Skip to main content

ODTUG: Tuesday

One of the highlights of todays conference was the "Plug-In Showcase" where Anton, Dietmar, Dan, Dimitri and Doug each showed a plugin they wrote the last couple of days. They showed some real simple ones, like a hover function up to more complex things like a Netlfix style drag and drop functionality. The conclusion is; Once you get the hang of it, writing Plug-Ins isn't that hard - and using good Plug-Ins is very simple. So Plug-Ins enhance your development speed dramatically and can be an enormous improvement to your end-user experience.
One other session was about changing the look-and-feel of your APEX page, using the templates and changing the css. The new Theme 4 in APEX 4.0 is even shipped with PSD (Photoshop) files that contain the sprites (a collection of images within one file) used within that template.

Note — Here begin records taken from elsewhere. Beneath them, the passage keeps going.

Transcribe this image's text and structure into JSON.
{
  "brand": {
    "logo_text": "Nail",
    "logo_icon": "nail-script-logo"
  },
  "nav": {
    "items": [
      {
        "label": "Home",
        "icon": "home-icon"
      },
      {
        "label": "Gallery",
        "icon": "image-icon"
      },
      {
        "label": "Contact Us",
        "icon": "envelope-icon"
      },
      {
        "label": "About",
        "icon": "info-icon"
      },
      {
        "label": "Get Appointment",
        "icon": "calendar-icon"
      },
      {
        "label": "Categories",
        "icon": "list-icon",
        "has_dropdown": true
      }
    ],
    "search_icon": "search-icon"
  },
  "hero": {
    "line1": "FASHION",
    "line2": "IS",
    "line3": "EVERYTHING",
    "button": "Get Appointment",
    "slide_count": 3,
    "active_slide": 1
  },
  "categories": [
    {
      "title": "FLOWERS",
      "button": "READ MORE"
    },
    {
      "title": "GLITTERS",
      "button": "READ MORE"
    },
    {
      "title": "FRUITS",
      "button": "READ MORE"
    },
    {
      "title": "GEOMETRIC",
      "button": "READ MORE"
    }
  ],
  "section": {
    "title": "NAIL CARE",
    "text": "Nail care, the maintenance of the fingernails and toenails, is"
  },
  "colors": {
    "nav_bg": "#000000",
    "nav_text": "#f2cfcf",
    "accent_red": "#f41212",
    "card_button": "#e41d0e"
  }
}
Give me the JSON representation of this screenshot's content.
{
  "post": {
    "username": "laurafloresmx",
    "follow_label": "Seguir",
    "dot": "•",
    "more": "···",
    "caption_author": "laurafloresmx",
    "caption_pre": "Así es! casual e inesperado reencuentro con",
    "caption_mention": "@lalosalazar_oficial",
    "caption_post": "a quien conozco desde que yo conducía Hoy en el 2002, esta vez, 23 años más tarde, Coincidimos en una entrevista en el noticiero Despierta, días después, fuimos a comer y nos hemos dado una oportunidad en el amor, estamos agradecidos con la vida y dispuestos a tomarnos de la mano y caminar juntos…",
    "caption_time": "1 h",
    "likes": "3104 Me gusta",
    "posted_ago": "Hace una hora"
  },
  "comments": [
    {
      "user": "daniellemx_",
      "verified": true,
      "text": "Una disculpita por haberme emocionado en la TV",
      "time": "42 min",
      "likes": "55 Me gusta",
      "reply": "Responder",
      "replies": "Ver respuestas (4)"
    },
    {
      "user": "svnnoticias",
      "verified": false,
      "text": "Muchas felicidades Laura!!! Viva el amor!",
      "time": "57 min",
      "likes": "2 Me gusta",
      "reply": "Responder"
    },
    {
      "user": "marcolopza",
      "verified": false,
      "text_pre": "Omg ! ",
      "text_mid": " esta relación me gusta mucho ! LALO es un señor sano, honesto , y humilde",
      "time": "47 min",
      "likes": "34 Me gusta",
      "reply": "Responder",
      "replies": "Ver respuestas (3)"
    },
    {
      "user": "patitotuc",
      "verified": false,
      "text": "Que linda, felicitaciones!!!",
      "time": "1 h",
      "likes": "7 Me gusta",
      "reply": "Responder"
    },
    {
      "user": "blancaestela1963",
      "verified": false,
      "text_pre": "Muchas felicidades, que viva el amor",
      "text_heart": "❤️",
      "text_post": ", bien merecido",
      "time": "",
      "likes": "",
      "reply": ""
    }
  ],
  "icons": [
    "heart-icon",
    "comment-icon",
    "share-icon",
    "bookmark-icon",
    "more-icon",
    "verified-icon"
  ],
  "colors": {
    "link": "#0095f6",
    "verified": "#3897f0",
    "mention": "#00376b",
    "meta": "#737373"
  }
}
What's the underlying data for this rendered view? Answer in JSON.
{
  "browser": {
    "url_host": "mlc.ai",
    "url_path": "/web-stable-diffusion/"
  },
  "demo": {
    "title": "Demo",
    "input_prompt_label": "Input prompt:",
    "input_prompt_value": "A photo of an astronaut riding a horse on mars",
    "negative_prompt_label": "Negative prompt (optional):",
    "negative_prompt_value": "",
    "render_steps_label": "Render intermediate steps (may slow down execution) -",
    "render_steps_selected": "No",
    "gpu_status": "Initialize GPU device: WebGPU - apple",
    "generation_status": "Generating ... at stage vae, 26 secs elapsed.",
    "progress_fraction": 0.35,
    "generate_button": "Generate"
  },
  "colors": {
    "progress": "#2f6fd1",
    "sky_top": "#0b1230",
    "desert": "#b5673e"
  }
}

You can edit these files in order to change the look of the buttons, regions and whatever else there's on your page.
Another nice one was "Oracle Trace Data for Developers" by Cary Millsap. The core message is: Don't purely rely on your tkprof output to analyze your performance (issues), because tkprof leaves out a lot of information that is in the raw data of the trace file, You might have to read and understand the trace file itself to get to the bottom of a problem.
Martin d'Souza did a a very nice job in his presentation about using the APEX Dictionary to improve your user interface by changing the way APEX shows the help, error handling etc. All done very nicely. Most (if not all) solutions also are available on his blog.
There even was a evening session today (visiting ODTUG is really hard work): A live PL/SQL Challenge by Steven Feuerstein. 10 nasty questions on PL/SQL had to be answered. When Steven showed the answers it now and then became more a Steven F Challenge, because some answers where not that obvious and clear and led to a lot of discussion - which was very good and fun to do! And of course congrats to Alex Nuijten who won the 500-dollar first prize. I ended up 7th and received a copy of Steven's lates book: PL/SQL for 11gR2 - 2 kilo added to my luggage!
After this a part of the Dutch contingent (Iloon, Learco, Alex and myself) went out for some fine Lebanese food. We closed off the day with a(nother) few drinks at the bar.
Post a Comment

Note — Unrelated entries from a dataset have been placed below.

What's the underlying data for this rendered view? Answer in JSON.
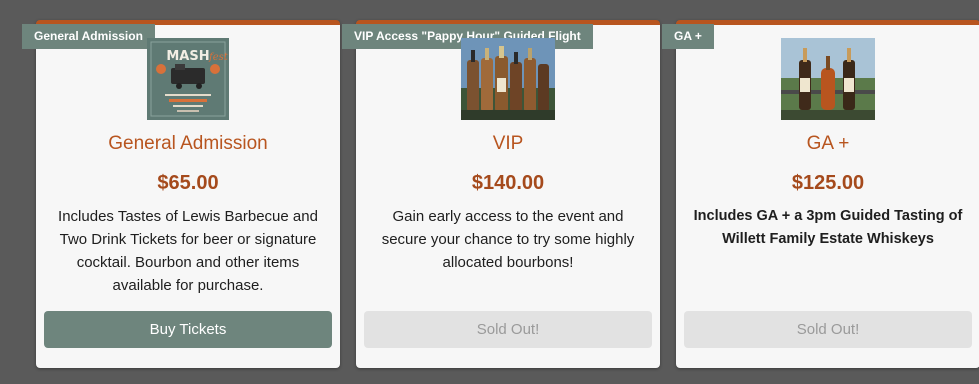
{
  "colors": {
    "background": "#5a5a5a",
    "card": "#f7f7f7",
    "accent": "#b8551f",
    "tag": "#6e857d",
    "buy_button": "#6e857d",
    "sold_button": "#e2e2e2"
  },
  "tickets": [
    {
      "tag": "General Admission",
      "image": "mashfest-poster-image",
      "poster_text": "MASH",
      "title": "General Admission",
      "price": "$65.00",
      "description": "Includes Tastes of Lewis Barbecue and Two Drink Tickets for beer or signature cocktail. Bourbon and other items available for purchase.",
      "button": "Buy Tickets"
    },
    {
      "tag": "VIP Access \"Pappy Hour\" Guided Flight",
      "image": "bourbon-bottles-image",
      "title": "VIP",
      "price": "$140.00",
      "description": "Gain early access to the event and secure your chance to try some highly allocated bourbons!",
      "button": "Sold Out!"
    },
    {
      "tag": "GA +",
      "image": "willett-bottles-image",
      "title": "GA +",
      "price": "$125.00",
      "description": "Includes GA + a 3pm Guided Tasting of Willett Family Estate Whiskeys",
      "button": "Sold Out!"
    }
  ]
}
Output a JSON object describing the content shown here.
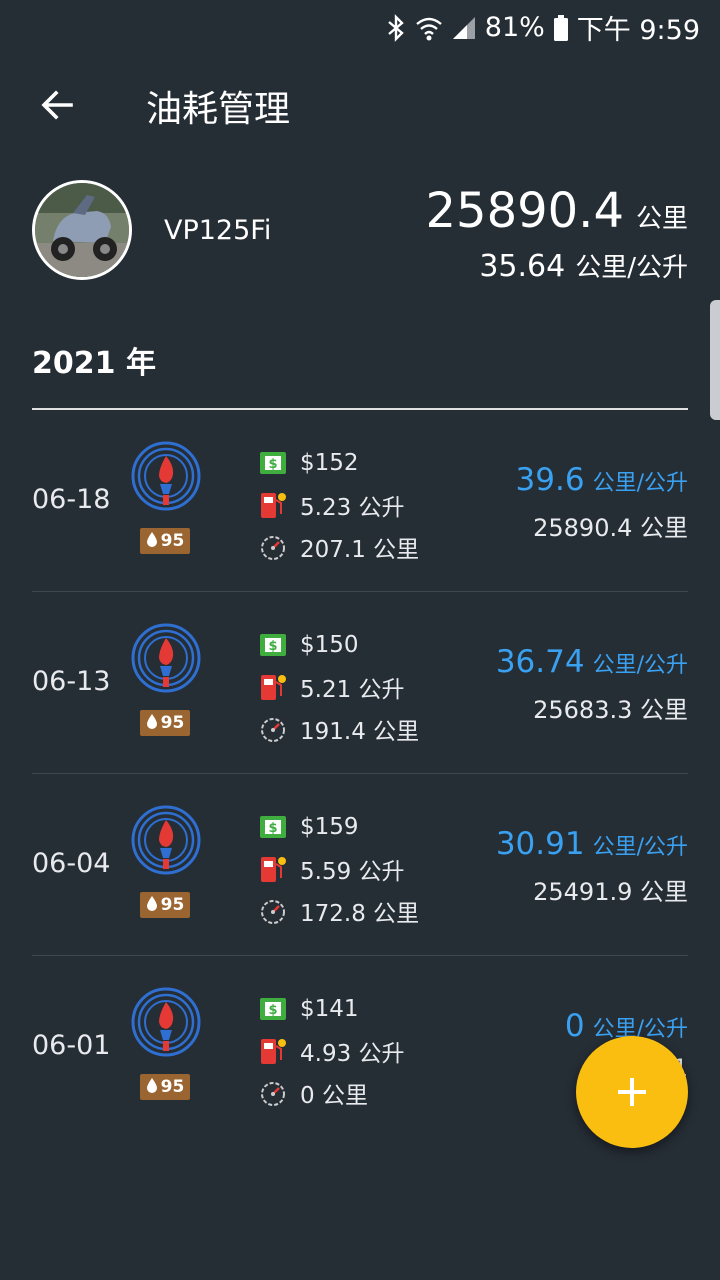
{
  "status_bar": {
    "battery": "81%",
    "time": "下午 9:59"
  },
  "header": {
    "title": "油耗管理"
  },
  "vehicle": {
    "name": "VP125Fi",
    "odometer": "25890.4",
    "odometer_unit": "公里",
    "avg_efficiency": "35.64",
    "avg_unit": "公里/公升"
  },
  "year_label": "2021 年",
  "records": [
    {
      "date": "06-18",
      "grade": "95",
      "price": "$152",
      "liters": "5.23 公升",
      "distance": "207.1 公里",
      "efficiency": "39.6",
      "efficiency_unit": "公里/公升",
      "odometer": "25890.4 公里"
    },
    {
      "date": "06-13",
      "grade": "95",
      "price": "$150",
      "liters": "5.21 公升",
      "distance": "191.4 公里",
      "efficiency": "36.74",
      "efficiency_unit": "公里/公升",
      "odometer": "25683.3 公里"
    },
    {
      "date": "06-04",
      "grade": "95",
      "price": "$159",
      "liters": "5.59 公升",
      "distance": "172.8 公里",
      "efficiency": "30.91",
      "efficiency_unit": "公里/公升",
      "odometer": "25491.9 公里"
    },
    {
      "date": "06-01",
      "grade": "95",
      "price": "$141",
      "liters": "4.93 公升",
      "distance": "0 公里",
      "efficiency": "0",
      "efficiency_unit": "公里/公升",
      "odometer": "2531"
    }
  ],
  "colors": {
    "background": "#252d35",
    "accent_blue": "#3aa0f0",
    "fab": "#f9be0f",
    "grade_badge": "#9a6530",
    "money_icon": "#3fae3f",
    "pump_icon": "#e53935"
  }
}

Popular posts from this blog

Showing a success message after closing a modal dialog

APEX 5 comes with Modal Dialogs out of the box. Very neat. Especially for adding and changing data. And to minimise the number of time a user has to click, it could be useful to add a "Close Dialog" process after the actual data processing. When the data processing fails, the Dialog stays on top showing the error. When data processing runs fine, the Dialog is closed ... without any confirmation. And this might be scary for a shaky user.

So how can we provide the user some feedback? On Page 4 of the Sample Dialog Application you can see one solution: up on a Dialog Closed Event on the parent page it does a redirect to refresh the parent page appending the success message of the "Close Dialog" process. This has two drawbacks. First, it probably refreshes more than necessary. And second, if you're using multiple layers of dialogs (dialogs that open other dialogs) the message appears in the "parent dialog".
As an alternative you could follow these steps: 1…

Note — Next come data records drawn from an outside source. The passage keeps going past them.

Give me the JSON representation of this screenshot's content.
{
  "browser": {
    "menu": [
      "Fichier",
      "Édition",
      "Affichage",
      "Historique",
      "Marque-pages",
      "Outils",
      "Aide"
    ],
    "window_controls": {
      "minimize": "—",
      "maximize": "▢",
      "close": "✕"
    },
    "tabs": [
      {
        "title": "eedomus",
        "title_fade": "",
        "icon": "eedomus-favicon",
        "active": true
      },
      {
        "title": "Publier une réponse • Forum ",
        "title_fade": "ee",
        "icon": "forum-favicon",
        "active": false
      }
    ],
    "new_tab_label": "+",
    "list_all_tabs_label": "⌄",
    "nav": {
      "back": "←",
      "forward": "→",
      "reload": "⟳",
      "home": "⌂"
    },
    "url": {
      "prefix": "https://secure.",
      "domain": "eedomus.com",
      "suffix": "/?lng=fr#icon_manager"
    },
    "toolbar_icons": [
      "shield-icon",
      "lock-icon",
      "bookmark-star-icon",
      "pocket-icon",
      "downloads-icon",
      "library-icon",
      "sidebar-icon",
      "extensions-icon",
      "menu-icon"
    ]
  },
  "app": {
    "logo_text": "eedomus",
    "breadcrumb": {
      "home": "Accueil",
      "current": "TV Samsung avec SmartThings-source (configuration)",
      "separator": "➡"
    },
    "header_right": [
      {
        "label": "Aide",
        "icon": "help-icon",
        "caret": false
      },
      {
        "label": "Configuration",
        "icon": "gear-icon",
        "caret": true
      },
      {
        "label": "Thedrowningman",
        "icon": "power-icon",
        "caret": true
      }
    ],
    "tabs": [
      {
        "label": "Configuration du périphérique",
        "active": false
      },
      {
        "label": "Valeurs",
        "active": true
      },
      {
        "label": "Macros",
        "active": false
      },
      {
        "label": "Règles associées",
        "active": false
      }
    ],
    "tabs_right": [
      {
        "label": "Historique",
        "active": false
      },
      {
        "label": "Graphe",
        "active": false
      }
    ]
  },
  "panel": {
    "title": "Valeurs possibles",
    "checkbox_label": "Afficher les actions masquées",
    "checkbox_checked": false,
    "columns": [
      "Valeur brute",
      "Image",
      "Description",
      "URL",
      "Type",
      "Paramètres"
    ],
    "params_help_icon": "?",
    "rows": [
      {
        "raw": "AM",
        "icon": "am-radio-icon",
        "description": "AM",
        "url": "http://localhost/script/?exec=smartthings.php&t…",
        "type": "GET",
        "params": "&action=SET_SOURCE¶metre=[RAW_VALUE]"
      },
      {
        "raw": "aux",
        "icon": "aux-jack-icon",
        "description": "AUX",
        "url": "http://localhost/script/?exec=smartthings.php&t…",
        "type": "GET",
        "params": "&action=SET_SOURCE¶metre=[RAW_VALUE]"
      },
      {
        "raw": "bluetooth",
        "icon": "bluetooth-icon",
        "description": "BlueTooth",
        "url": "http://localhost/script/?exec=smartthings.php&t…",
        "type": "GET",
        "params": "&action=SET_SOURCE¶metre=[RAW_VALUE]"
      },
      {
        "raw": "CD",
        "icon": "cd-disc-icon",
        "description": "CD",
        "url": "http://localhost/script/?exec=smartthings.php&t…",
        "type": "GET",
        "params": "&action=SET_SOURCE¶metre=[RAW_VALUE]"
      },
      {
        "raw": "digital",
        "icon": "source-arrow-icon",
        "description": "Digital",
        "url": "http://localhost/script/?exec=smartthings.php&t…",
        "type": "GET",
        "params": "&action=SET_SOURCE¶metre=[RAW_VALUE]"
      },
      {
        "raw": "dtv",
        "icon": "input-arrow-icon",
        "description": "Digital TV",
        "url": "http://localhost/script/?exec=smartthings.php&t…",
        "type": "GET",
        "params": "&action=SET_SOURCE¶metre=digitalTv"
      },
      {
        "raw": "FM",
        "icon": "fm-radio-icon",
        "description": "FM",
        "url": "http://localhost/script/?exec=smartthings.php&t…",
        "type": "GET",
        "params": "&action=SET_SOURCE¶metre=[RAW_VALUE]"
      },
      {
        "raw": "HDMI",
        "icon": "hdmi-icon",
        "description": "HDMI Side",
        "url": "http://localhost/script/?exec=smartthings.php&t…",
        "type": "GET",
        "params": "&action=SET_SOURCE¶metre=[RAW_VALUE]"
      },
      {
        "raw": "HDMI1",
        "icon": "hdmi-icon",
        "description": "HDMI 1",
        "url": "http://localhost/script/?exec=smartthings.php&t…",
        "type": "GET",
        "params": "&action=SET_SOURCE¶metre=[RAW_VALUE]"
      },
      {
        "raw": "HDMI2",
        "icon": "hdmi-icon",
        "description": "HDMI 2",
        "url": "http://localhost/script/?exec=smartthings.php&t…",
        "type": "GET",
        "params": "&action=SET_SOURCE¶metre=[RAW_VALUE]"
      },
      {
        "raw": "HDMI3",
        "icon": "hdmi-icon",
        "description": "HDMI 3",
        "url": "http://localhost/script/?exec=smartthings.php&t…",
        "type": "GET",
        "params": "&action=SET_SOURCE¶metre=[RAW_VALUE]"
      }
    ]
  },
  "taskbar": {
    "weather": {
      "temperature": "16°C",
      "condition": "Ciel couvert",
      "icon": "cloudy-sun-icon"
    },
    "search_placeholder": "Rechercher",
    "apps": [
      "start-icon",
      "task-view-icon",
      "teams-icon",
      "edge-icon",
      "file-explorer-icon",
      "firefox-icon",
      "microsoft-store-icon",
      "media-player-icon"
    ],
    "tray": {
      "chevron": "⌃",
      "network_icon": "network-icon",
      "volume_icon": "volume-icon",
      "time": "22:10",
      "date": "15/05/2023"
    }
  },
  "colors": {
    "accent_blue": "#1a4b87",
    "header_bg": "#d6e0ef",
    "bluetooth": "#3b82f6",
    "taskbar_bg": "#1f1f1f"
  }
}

A review of APEX World 2017 - Day 1

Last week the SS Rotterdam was the beautiful location of the largest gathering of APEX Developers worldwide. With around 380 (!) attendees a new high was set. And they came from all over the world : I spotted people from The Netherlands, Belgium, Switzerland, Austria, Croatia, Germany, Denmark, Norway, UK, Ireland and the USA. And I even might have missed one or two ….

The event started with a presentation by the “father of APEX”, Mike Hichwa, talking about "Oracle APEX Past, Present and Future”. Of course everyone is curious what the APEX future might bring: Friendly URL’s, automated testing, more JSON, concurrent APEX versions, third party Oauth 2 authentication (think Facebook, Google), APEX app diff and more, a lot more, REST capabilities. And now we have to wait for APEX 5.2 … and that might take a while! 
After this keynote, the conference split up in three tracks. After the coffee break I returned to to big theatre where Geertjan Wielenga talked about "Finally Javas…

Push changed rows to an Interactive Grid

For pushing changes from the database to the end user, the regular solution is using websockets. A change in a record is detected - using a trigger or using the CQN (Change Query Notification) feature - and a notification is send to a websocket server. That websocket server broadcasts the notification over a channel to all browsers that are tuned in to that websocket channel. Then the browser reacts to that notification, usually showing an alert or refreshing a report. This trick is described on multiple sites, just Google for "oracle apex websockets" or similar.

So back in the old days, we used that notification in the browser to refresh the (interactive) report. But along comes the Interactive Grid (IG). While he full-refresh mechanism still works for IG, an IG has also the option to refresh just one row.  So wouldn't it be awesome that just the changed row(s) get refreshed upon a change in the database, instead of the whole report? Can we do it ... yes we can!
First i…